Helium PBL. What is Helium, where is it made, and where can we find it?. What is Helium?. The atomic number of helium is 2, meaning each atom of helium has two protons.
What is Helium, where is it made, and where can we find it?
A huge amount of ancient helium is rising up from the rocks beneath Yellowstone National Park — about enough to fill up a Goodyear blimp every week.
The gas comes from a vast store of helium that's accumulated in the Earth's crust for hundreds of millions of years, scientists report in the journal Nature this week.
The helium is being released because in the past couple of million years — very recently, in geologic time — that old part of the crust has been feeling the heat from a huge volcano that is now sleeping underneath the park.
Usually, volcanoes form at the edges of the tectonic plates that make up the Earth's crust. "It's a part of the crust that formed a very long time ago, billions of years ago, and it's basically been stable since that time,“. A plume of molten rock from deep within the Earth has been pushing up into these old rocks.“ They've had this boring, peaceful existence and now suddenly they're put on the front burner, They're really getting cooked. "All that cooking is driving out helium that's been trapped inside the rock for a long time. The finding came as a surprise to scientists who look for clues about what's happening beneath Yellowstone by collecting the gases that bubble up.
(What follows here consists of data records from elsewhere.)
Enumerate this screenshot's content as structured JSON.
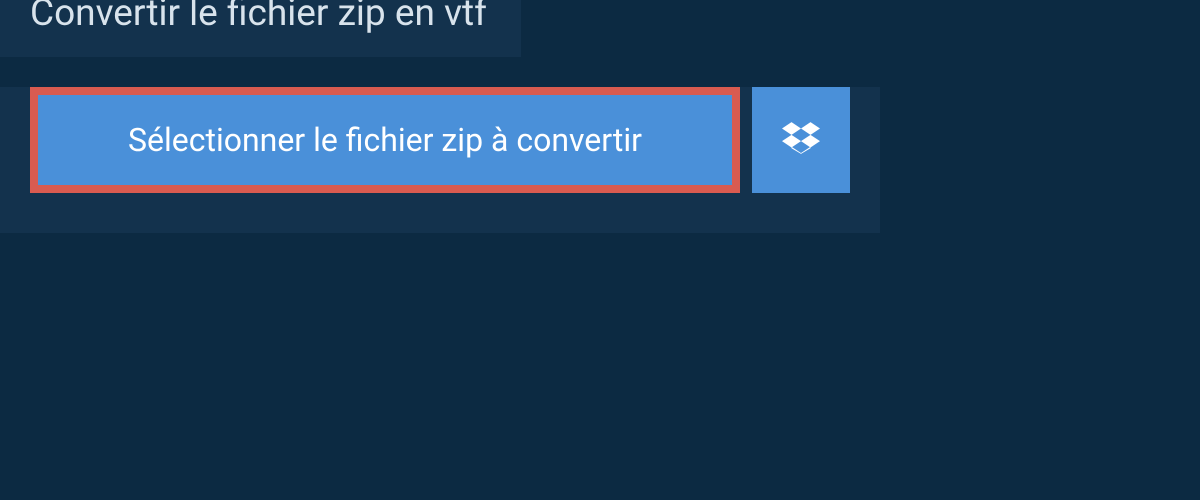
{
  "header": {
    "title": "Convertir le fichier zip en vtf"
  },
  "actions": {
    "select_file_label": "Sélectionner le fichier zip à convertir",
    "dropbox_icon": "dropbox"
  },
  "colors": {
    "background": "#0c2a42",
    "panel": "#13324d",
    "button": "#4a90d9",
    "highlight_border": "#d95b50",
    "text_light": "#d8e3ec",
    "text_white": "#ffffff"
  }
}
We had sort of an 'Aha' moment where we realized, wow, that there's a lot of crustal helium coming out of Yellowstone — far more than we would have predicted," referring to a type of helium produced by the radioactive decay of elements in the Earth's crust. As the researchers report in Nature, the amount being released by the rocks below Yellowstone is prodigious. "It's kind of an interesting thought to us, how these rocks behave," Evans says, "because it's very rare on the face of the Earth to have vulcanism come into rocks that have been that stable for that long.“
Even if Yellowstone weren't a protected national park, it wouldn't be economically practical to try to collect the gas — so don't expect to someday be blowing up party balloons with helium from Yellowstone